December’s Global Forum pick is Revolution for Dummies: Laughing through the Arab Spring by Bassem Yousef. Yousef is a heart surgeon-turned-satirist whose popular Egyptian TV show Al-Bernameg gained a lot of attention and support (and his government’s ire). Dubbed by some “the Jon Stewart of Egypt,” Yousef brought his own humor and criticism to bear during the Egyptian Revolution. In this book, Yousef talks about Egypt, truth, comedy, and how he tried to make a difference in the face of dictators and censorship.
Here’s an older interview of Yousef from the Guardian :
Here’s Yousef’s interview on the Daily Show:
And some articles about what’s happening in Egypt today:
For anyone interested in a more detailed report of human rights in Egypt today, check out Human Rights Watch’s 2018 Report
Not about Egypt per se, but for anyone who missed it Time Magazine made journalists the 2018 Person of the Year.
November’s title was China’s Second Continent: How a Million Migrants are Building a New Empire in Africa by Howard French. French travels around Africa to see how a surge in Chinese migration and investment is affecting both those migrants and the countries where they’re headed. A fascinating look at a globalizing world and the people caught up in it.
There are surprisingly few actual books related to Chinese influence abroad (aside from academic titles). Instead of the usual recommended titles list, here is a list of articles that explore Chinese influence abroad.
Articles that you have recommended or were brought up in the discussion [thank you!]:
New York Times – China Rules
MIT Technology Review – Who needs democracy when you have data?
For more about China’s role in Africa:
The Economist (2018) – China is broadening its efforts to win over African audiences
Washington Post (2018) – African countries have started to push back against Chinese development aid. Here’s why.
For anyone curious about China’s plans around the world, including it’s One Belt, One Road Initiative, here are a few articles about that:
The Guardian (2018) – What is China’s Belt and Road Initiative?
New Yorker – A New Silk Road [With photo gallery]
And here’s the One Belt, One Road Initiative as stated by the Chinese government
And an interesting article about how Chinese trade impacts Gloucester:
Gloucester Daily Times – China tariffs threaten booming lobster business
Our October book was The Nordic Theory of Everything by Anu Partanen. In it, she compares life, culture, economics, and more between her native Finland and the United States.
Find a list of related readings here.
Anu Partanen has also written a number of articles and op-eds about some of the topics she covers in the book, which you can check out here: http://www.anupartanen.com/writing/
Next month’s meeting is November 29, when we’ll be discussing China’s Second Continent

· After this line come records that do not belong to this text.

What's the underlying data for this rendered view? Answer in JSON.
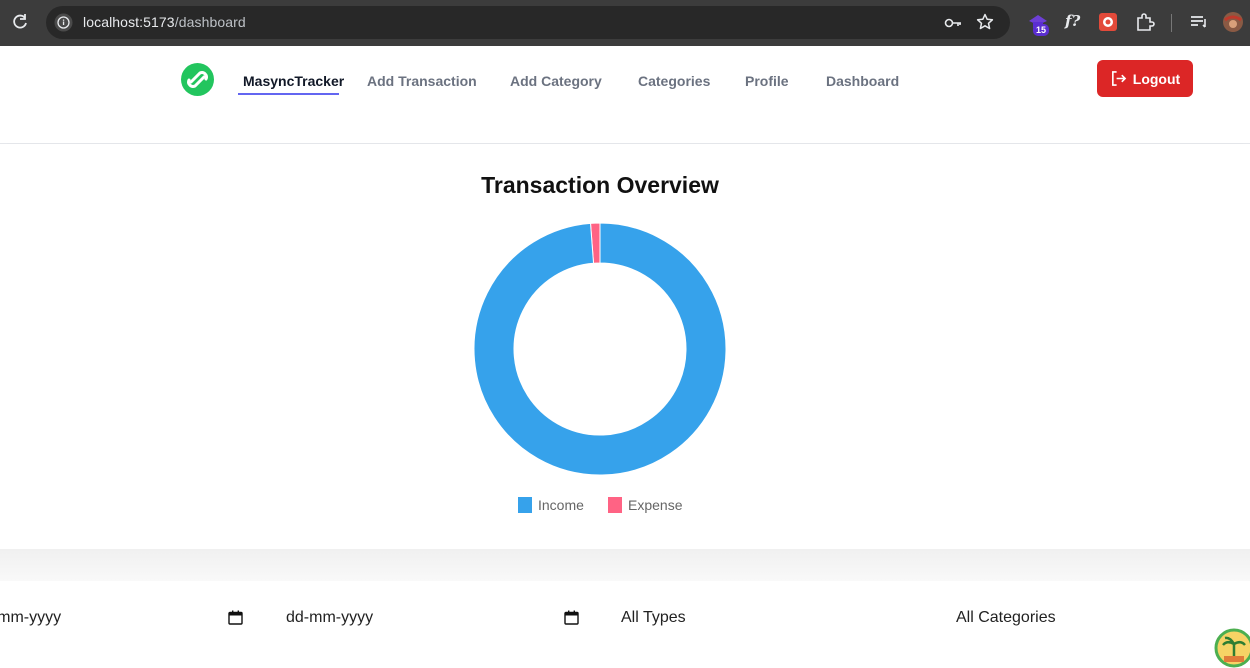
{
  "browser": {
    "url_host": "localhost:5173",
    "url_path": "/dashboard",
    "extension_badge": "15"
  },
  "navbar": {
    "items": [
      {
        "label": "MasyncTracker"
      },
      {
        "label": "Add Transaction"
      },
      {
        "label": "Add Category"
      },
      {
        "label": "Categories"
      },
      {
        "label": "Profile"
      },
      {
        "label": "Dashboard"
      }
    ],
    "logout_label": "Logout"
  },
  "chart_data": {
    "type": "pie",
    "title": "Transaction Overview",
    "categories": [
      "Income",
      "Expense"
    ],
    "values": [
      98.8,
      1.2
    ],
    "colors": [
      "#36a2eb",
      "#ff6384"
    ],
    "legend_position": "bottom",
    "donut": true
  },
  "filters": {
    "start_date_placeholder": "dd-mm-yyyy",
    "end_date_placeholder": "dd-mm-yyyy",
    "type_selected": "All Types",
    "category_selected": "All Categories"
  },
  "colors": {
    "accent": "#6366f1",
    "logout": "#dc2626",
    "logo": "#22c55e"
  }
}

The September selection was The Far Away Brothers by Lauren Markham. Markham follows the story of two twin brothers as they leave their home in El Salvador and take the trek north to America, encountering many dangers along the way and then navigating their new lives in a foreign country – and adolescence. If you missed the meeting or just have additional thoughts, please comment below!
For anyone looking for related books on the topic of immigration and the border, click here for some suggested titles.
Lauren Markham also gave a recent interview about her book and work (thank you Carolyn!)
Next month’s book is The Nordic Theory of Everything by Anu Partanen.
August’s selection for Global Forum was There Was and There Was Not: A Journey Through Hate and Possiblity in Turkey, Armenia, and Beyond by Meline Toumani. Toumani writes about exploring the legacy of the Armenian Genocide, from her upbringing in the Armenian diaspora here in the U.S., to travels through Turkey and Armenia. A moving book about history, belonging, and memory.
For a list of related readings on the topic of the Armenian Genocide, click here.
A few years ago, a billboard put up by a group denying the genocide in Boston caused controversy, which you can read about here.
On a brighter local note, the Armenian memorial and park in Boston has a website here that talks about it and even has events hosted there. Thank you Susan for mentioning this!
The church in Lake Van Toumani visits and discusses has an entry in Atlas Obscura with great photos, here. (Thank you Betsy)